The cities of Germany play an important role in the history of the TSP. The earliest known reference to the traveling salesman problem is contained in the manual Der Handlungsreisende - wie er sein soll und was er zu thun hat, um Auftraege zu erhalten und eines gluecklichen Erfolgs in seinen Geschaeften gewiss zu sein - Von einem alten Commis-Voyageur, published in 1832. This manual was cited by H. Mueller-Merbach, in DGOR Bulletin 25, 1983; the manual does not contain a mathematical treatment of the TSP, but it does give a precise description of the problem. In A. Schrijver's beautiful paper "On the history of combinatorial optimization (till 1960)", an example of a 45-city TSP from the alten Commis-Voyageur manual is presented.
German cities appear again in Martin Groetschel's record TSP solution of a 120-city instance in 1977. His solution is presented in Polyedrische Charakterisierungen kombinatorischer Optimierungsprobleme, Mathematical Systems in Economics 36, 1977 and also in "On the symmetric travelling salesman problem: solution of a 120-city problem", Mathematical Programming Study 12, 1980. Groetschel's problem was formulated by taking the 120 cities that were listed in a distance table in the Deutscher General Atlas (1967/68). The 120 cities include two cities in Switzerland (Basel and Schaffhausen) and one city in Austria (Salzburg), with the remainder in Germany. An interesting point is that Groetschel's problem contains a German city that is not included in the 15,112-city instance, namely the city of Puttgarden on the island of Fehmarn in the north of Germany.

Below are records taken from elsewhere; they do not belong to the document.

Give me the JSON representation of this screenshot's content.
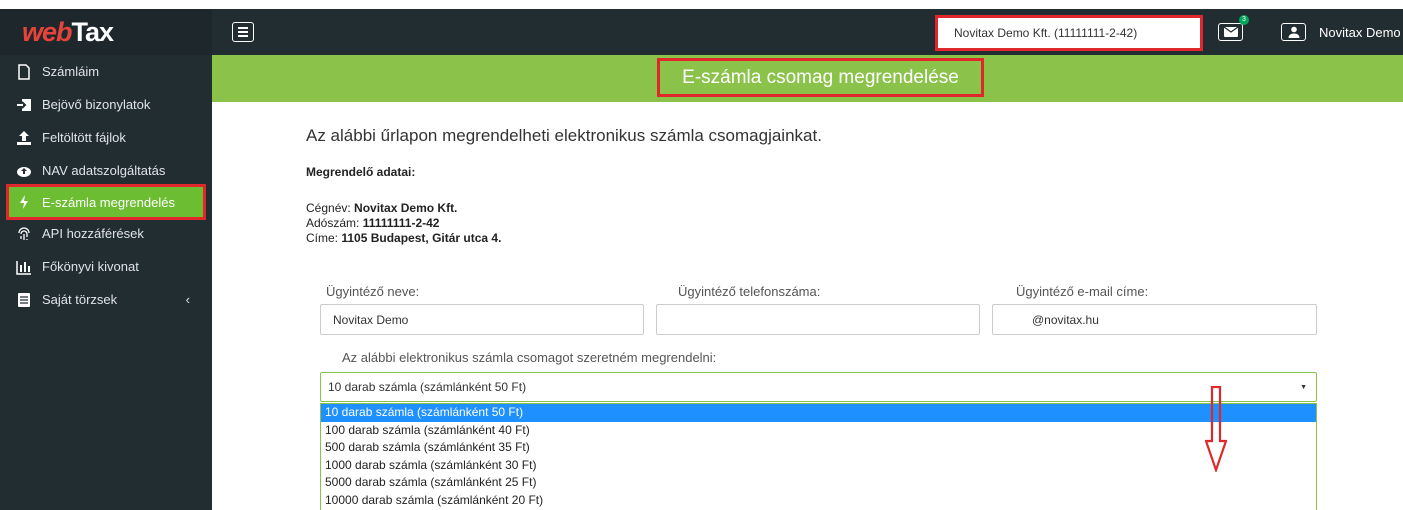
{
  "logo": {
    "part1": "web",
    "part2": "Tax"
  },
  "sidebar": {
    "items": [
      {
        "label": "Számláim",
        "icon": "file-icon"
      },
      {
        "label": "Bejövő bizonylatok",
        "icon": "sign-in-icon"
      },
      {
        "label": "Feltöltött fájlok",
        "icon": "upload-icon"
      },
      {
        "label": "NAV adatszolgáltatás",
        "icon": "cloud-upload-icon"
      },
      {
        "label": "E-számla megrendelés",
        "icon": "bolt-icon",
        "active": true
      },
      {
        "label": "API hozzáférések",
        "icon": "fingerprint-icon"
      },
      {
        "label": "Főkönyvi kivonat",
        "icon": "bar-chart-icon"
      },
      {
        "label": "Saját törzsek",
        "icon": "book-icon"
      }
    ]
  },
  "header": {
    "company": "Novitax Demo Kft. (11111111-2-42)",
    "mail_badge": "3",
    "user_name": "Novitax Demo"
  },
  "page": {
    "title": "E-számla csomag megrendelése",
    "intro": "Az alábbi űrlapon megrendelheti elektronikus számla csomagjainkat.",
    "section_title": "Megrendelő adatai:",
    "company_label": "Cégnév:",
    "company_value": "Novitax Demo Kft.",
    "tax_label": "Adószám:",
    "tax_value": "11111111-2-42",
    "address_label": "Címe:",
    "address_value": "1105 Budapest, Gitár utca 4."
  },
  "form": {
    "name_label": "Ügyintéző neve:",
    "name_value": "Novitax Demo",
    "phone_label": "Ügyintéző telefonszáma:",
    "phone_value": "",
    "email_label": "Ügyintéző e-mail címe:",
    "email_value": "@novitax.hu",
    "package_label": "Az alábbi elektronikus számla csomagot szeretném megrendelni:",
    "package_selected": "10 darab számla (számlánként 50 Ft)",
    "package_options": [
      "10 darab számla (számlánként 50 Ft)",
      "100 darab számla (számlánként 40 Ft)",
      "500 darab számla (számlánként 35 Ft)",
      "1000 darab számla (számlánként 30 Ft)",
      "5000 darab számla (számlánként 25 Ft)",
      "10000 darab számla (számlánként 20 Ft)"
    ]
  },
  "colors": {
    "sidebar": "#222d32",
    "accent_green": "#8bc34a",
    "highlight_red": "#e0272b",
    "selected_option": "#1e90ff"
  }
}
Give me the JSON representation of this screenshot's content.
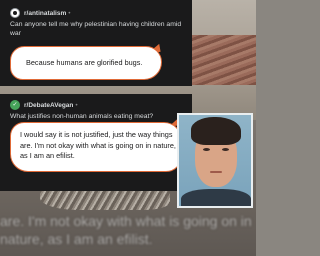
{
  "post_1": {
    "subreddit": "r/antinatalism",
    "separator": "•",
    "title": "Can anyone tell me why pelestinian having children amid war",
    "reply": "Because humans are glorified bugs."
  },
  "post_2": {
    "subreddit": "r/DebateAVegan",
    "separator": "•",
    "title": "What justifies non-human animals eating meat?",
    "reply": "I would say it is not justified, just the way things are. I'm not okay with what is going on in nature, as I am an efilist."
  },
  "background_text": {
    "line_1": "are. I'm not okay with what is going on in",
    "line_2": "nature, as I am an efilist."
  },
  "icons": {
    "post_1_avatar": "antinatalism-subreddit-icon",
    "post_2_avatar": "debateavegan-subreddit-icon"
  },
  "colors": {
    "card_background": "#1a1a1b",
    "card_text": "#d7dadc",
    "bubble_border": "#e06a37",
    "bubble_fill": "#ffffff",
    "vegan_avatar": "#46a35a"
  }
}
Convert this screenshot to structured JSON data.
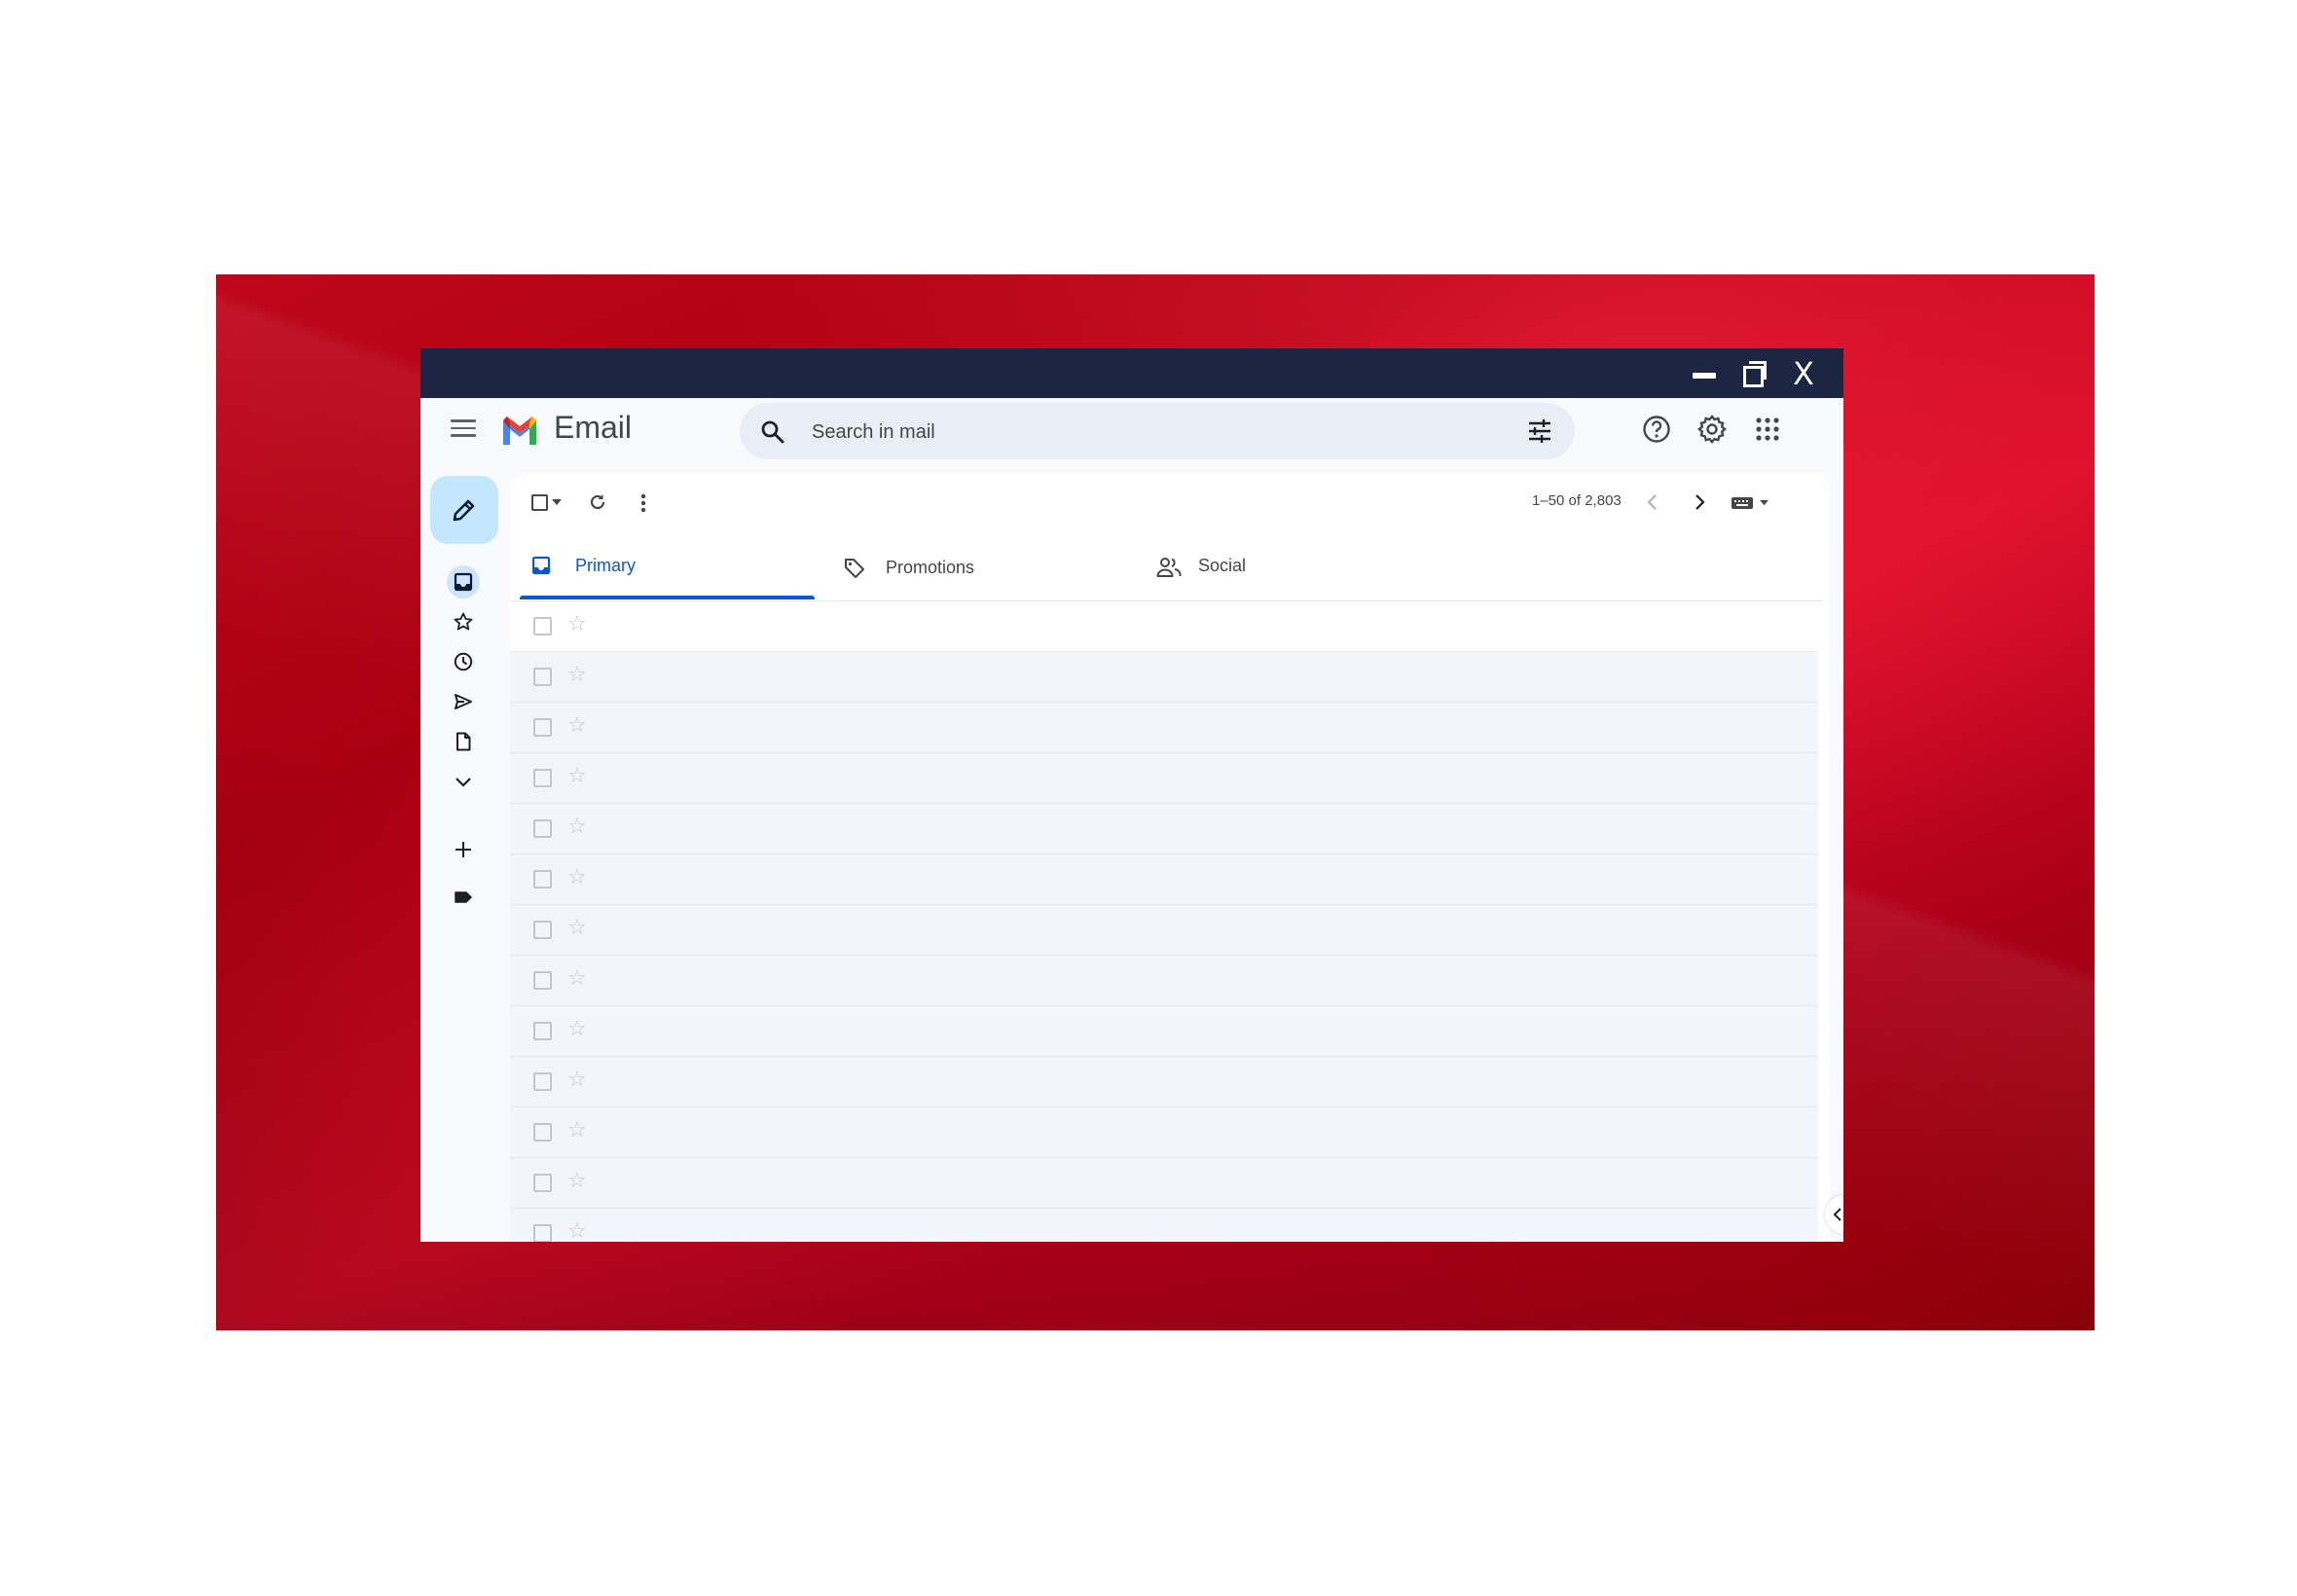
{
  "window": {
    "controls": {
      "minimize_icon": "minimize-icon",
      "restore_icon": "restore-icon",
      "close_label": "X"
    }
  },
  "header": {
    "app_title": "Email",
    "search": {
      "placeholder": "Search in mail"
    },
    "icons": [
      "menu-icon",
      "search-icon",
      "filter-icon",
      "help-icon",
      "settings-icon",
      "apps-icon"
    ]
  },
  "toolbar": {
    "pagination": "1–50 of 2,803"
  },
  "tabs": [
    {
      "label": "Primary",
      "active": true
    },
    {
      "label": "Promotions",
      "active": false
    },
    {
      "label": "Social",
      "active": false
    }
  ],
  "rail": {
    "items": [
      "compose",
      "inbox",
      "starred",
      "snoozed",
      "sent",
      "drafts",
      "more",
      "new-label",
      "label"
    ]
  },
  "rows": {
    "count": 13
  },
  "colors": {
    "accent": "#0b57d0",
    "titlebar": "#1c2541",
    "compose_bg": "#c2e7ff",
    "desktop": "#c0061a"
  }
}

In the following figure we present the three German tours. The Alten Commis-Voyageur tour is given in green, Groetschel's tour in blue, and the 15,112-city tour in red.